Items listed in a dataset
--*--

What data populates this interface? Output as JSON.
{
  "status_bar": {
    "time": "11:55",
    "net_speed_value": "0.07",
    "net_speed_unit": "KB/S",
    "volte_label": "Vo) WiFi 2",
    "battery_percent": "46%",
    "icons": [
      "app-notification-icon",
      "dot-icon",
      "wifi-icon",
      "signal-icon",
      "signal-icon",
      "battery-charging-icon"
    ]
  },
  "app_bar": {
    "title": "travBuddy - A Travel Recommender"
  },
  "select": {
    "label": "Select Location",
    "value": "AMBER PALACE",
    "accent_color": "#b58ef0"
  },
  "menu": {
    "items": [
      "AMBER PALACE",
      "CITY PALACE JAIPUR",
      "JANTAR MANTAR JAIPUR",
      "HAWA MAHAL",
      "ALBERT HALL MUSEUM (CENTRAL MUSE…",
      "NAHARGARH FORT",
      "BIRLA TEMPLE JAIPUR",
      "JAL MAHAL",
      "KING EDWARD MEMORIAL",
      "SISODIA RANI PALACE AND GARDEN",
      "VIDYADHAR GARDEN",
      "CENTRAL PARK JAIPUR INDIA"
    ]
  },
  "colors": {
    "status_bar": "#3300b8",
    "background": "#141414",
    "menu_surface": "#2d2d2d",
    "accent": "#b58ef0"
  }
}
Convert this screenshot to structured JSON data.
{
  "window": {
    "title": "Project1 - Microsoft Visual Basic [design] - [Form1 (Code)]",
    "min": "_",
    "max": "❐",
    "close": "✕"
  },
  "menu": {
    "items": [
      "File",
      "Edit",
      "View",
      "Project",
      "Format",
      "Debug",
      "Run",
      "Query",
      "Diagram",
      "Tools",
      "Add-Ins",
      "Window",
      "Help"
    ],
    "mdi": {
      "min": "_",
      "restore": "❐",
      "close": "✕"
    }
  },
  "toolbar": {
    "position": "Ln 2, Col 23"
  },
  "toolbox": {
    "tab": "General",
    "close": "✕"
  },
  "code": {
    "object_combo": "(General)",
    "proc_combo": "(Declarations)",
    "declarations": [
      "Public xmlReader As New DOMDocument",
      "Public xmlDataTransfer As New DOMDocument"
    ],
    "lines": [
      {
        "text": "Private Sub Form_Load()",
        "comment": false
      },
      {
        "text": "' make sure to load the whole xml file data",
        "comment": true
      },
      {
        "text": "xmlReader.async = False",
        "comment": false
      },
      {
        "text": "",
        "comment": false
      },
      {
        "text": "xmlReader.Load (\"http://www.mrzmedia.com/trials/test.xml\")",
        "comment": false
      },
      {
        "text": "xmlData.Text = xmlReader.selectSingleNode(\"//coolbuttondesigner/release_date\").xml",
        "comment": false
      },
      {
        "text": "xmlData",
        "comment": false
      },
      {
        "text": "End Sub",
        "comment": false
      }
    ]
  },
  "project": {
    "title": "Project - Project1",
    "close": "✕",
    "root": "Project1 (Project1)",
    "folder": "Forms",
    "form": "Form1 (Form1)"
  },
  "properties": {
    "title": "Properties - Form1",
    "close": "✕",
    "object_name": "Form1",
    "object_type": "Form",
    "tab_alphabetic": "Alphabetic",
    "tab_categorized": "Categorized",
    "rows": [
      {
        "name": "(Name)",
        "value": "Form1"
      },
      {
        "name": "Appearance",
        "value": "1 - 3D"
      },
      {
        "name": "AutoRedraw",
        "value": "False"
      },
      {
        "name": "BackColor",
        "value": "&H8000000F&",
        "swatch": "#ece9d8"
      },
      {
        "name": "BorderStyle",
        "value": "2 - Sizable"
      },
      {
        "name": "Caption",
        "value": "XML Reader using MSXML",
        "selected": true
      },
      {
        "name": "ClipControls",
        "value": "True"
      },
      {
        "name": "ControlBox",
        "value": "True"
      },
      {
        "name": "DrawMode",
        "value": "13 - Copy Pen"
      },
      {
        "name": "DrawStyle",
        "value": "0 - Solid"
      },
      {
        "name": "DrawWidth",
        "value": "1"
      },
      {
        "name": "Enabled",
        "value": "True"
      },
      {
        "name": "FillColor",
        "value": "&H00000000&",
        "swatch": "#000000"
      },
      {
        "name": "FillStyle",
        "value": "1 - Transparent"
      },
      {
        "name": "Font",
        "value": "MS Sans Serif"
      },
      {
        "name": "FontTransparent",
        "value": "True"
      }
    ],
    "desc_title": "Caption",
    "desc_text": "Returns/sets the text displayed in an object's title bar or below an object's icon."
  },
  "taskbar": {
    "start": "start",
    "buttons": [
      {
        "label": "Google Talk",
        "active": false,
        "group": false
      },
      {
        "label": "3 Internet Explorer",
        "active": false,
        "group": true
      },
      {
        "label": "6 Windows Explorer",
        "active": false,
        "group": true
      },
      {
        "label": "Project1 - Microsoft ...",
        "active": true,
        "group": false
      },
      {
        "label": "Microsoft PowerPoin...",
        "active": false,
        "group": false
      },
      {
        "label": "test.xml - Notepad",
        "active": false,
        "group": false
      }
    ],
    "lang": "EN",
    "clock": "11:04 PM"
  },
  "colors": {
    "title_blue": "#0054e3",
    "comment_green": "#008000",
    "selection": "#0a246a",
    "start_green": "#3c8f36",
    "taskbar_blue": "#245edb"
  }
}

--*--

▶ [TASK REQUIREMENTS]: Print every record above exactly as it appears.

▶ [SOLUTION TO THIS EXERCISE]:
What data populates this interface? Output as JSON.
{
  "status_bar": {
    "time": "11:55",
    "net_speed_value": "0.07",
    "net_speed_unit": "KB/S",
    "volte_label": "Vo) WiFi 2",
    "battery_percent": "46%",
    "icons": [
      "app-notification-icon",
      "dot-icon",
      "wifi-icon",
      "signal-icon",
      "signal-icon",
      "battery-charging-icon"
    ]
  },
  "app_bar": {
    "title": "travBuddy - A Travel Recommender"
  },
  "select": {
    "label": "Select Location",
    "value": "AMBER PALACE",
    "accent_color": "#b58ef0"
  },
  "menu": {
    "items": [
      "AMBER PALACE",
      "CITY PALACE JAIPUR",
      "JANTAR MANTAR JAIPUR",
      "HAWA MAHAL",
      "ALBERT HALL MUSEUM (CENTRAL MUSE…",
      "NAHARGARH FORT",
      "BIRLA TEMPLE JAIPUR",
      "JAL MAHAL",
      "KING EDWARD MEMORIAL",
      "SISODIA RANI PALACE AND GARDEN",
      "VIDYADHAR GARDEN",
      "CENTRAL PARK JAIPUR INDIA"
    ]
  },
  "colors": {
    "status_bar": "#3300b8",
    "background": "#141414",
    "menu_surface": "#2d2d2d",
    "accent": "#b58ef0"
  }
}
Convert this screenshot to structured JSON data.
{
  "window": {
    "title": "Project1 - Microsoft Visual Basic [design] - [Form1 (Code)]",
    "min": "_",
    "max": "❐",
    "close": "✕"
  },
  "menu": {
    "items": [
      "File",
      "Edit",
      "View",
      "Project",
      "Format",
      "Debug",
      "Run",
      "Query",
      "Diagram",
      "Tools",
      "Add-Ins",
      "Window",
      "Help"
    ],
    "mdi": {
      "min": "_",
      "restore": "❐",
      "close": "✕"
    }
  },
  "toolbar": {
    "position": "Ln 2, Col 23"
  },
  "toolbox": {
    "tab": "General",
    "close": "✕"
  },
  "code": {
    "object_combo": "(General)",
    "proc_combo": "(Declarations)",
    "declarations": [
      "Public xmlReader As New DOMDocument",
      "Public xmlDataTransfer As New DOMDocument"
    ],
    "lines": [
      {
        "text": "Private Sub Form_Load()",
        "comment": false
      },
      {
        "text": "' make sure to load the whole xml file data",
        "comment": true
      },
      {
        "text": "xmlReader.async = False",
        "comment": false
      },
      {
        "text": "",
        "comment": false
      },
      {
        "text": "xmlReader.Load (\"http://www.mrzmedia.com/trials/test.xml\")",
        "comment": false
      },
      {
        "text": "xmlData.Text = xmlReader.selectSingleNode(\"//coolbuttondesigner/release_date\").xml",
        "comment": false
      },
      {
        "text": "xmlData",
        "comment": false
      },
      {
        "text": "End Sub",
        "comment": false
      }
    ]
  },
  "project": {
    "title": "Project - Project1",
    "close": "✕",
    "root": "Project1 (Project1)",
    "folder": "Forms",
    "form": "Form1 (Form1)"
  },
  "properties": {
    "title": "Properties - Form1",
    "close": "✕",
    "object_name": "Form1",
    "object_type": "Form",
    "tab_alphabetic": "Alphabetic",
    "tab_categorized": "Categorized",
    "rows": [
      {
        "name": "(Name)",
        "value": "Form1"
      },
      {
        "name": "Appearance",
        "value": "1 - 3D"
      },
      {
        "name": "AutoRedraw",
        "value": "False"
      },
      {
        "name": "BackColor",
        "value": "&H8000000F&",
        "swatch": "#ece9d8"
      },
      {
        "name": "BorderStyle",
        "value": "2 - Sizable"
      },
      {
        "name": "Caption",
        "value": "XML Reader using MSXML",
        "selected": true
      },
      {
        "name": "ClipControls",
        "value": "True"
      },
      {
        "name": "ControlBox",
        "value": "True"
      },
      {
        "name": "DrawMode",
        "value": "13 - Copy Pen"
      },
      {
        "name": "DrawStyle",
        "value": "0 - Solid"
      },
      {
        "name": "DrawWidth",
        "value": "1"
      },
      {
        "name": "Enabled",
        "value": "True"
      },
      {
        "name": "FillColor",
        "value": "&H00000000&",
        "swatch": "#000000"
      },
      {
        "name": "FillStyle",
        "value": "1 - Transparent"
      },
      {
        "name": "Font",
        "value": "MS Sans Serif"
      },
      {
        "name": "FontTransparent",
        "value": "True"
      }
    ],
    "desc_title": "Caption",
    "desc_text": "Returns/sets the text displayed in an object's title bar or below an object's icon."
  },
  "taskbar": {
    "start": "start",
    "buttons": [
      {
        "label": "Google Talk",
        "active": false,
        "group": false
      },
      {
        "label": "3 Internet Explorer",
        "active": false,
        "group": true
      },
      {
        "label": "6 Windows Explorer",
        "active": false,
        "group": true
      },
      {
        "label": "Project1 - Microsoft ...",
        "active": true,
        "group": false
      },
      {
        "label": "Microsoft PowerPoin...",
        "active": false,
        "group": false
      },
      {
        "label": "test.xml - Notepad",
        "active": false,
        "group": false
      }
    ],
    "lang": "EN",
    "clock": "11:04 PM"
  },
  "colors": {
    "title_blue": "#0054e3",
    "comment_green": "#008000",
    "selection": "#0a246a",
    "start_green": "#3c8f36",
    "taskbar_blue": "#245edb"
  }
}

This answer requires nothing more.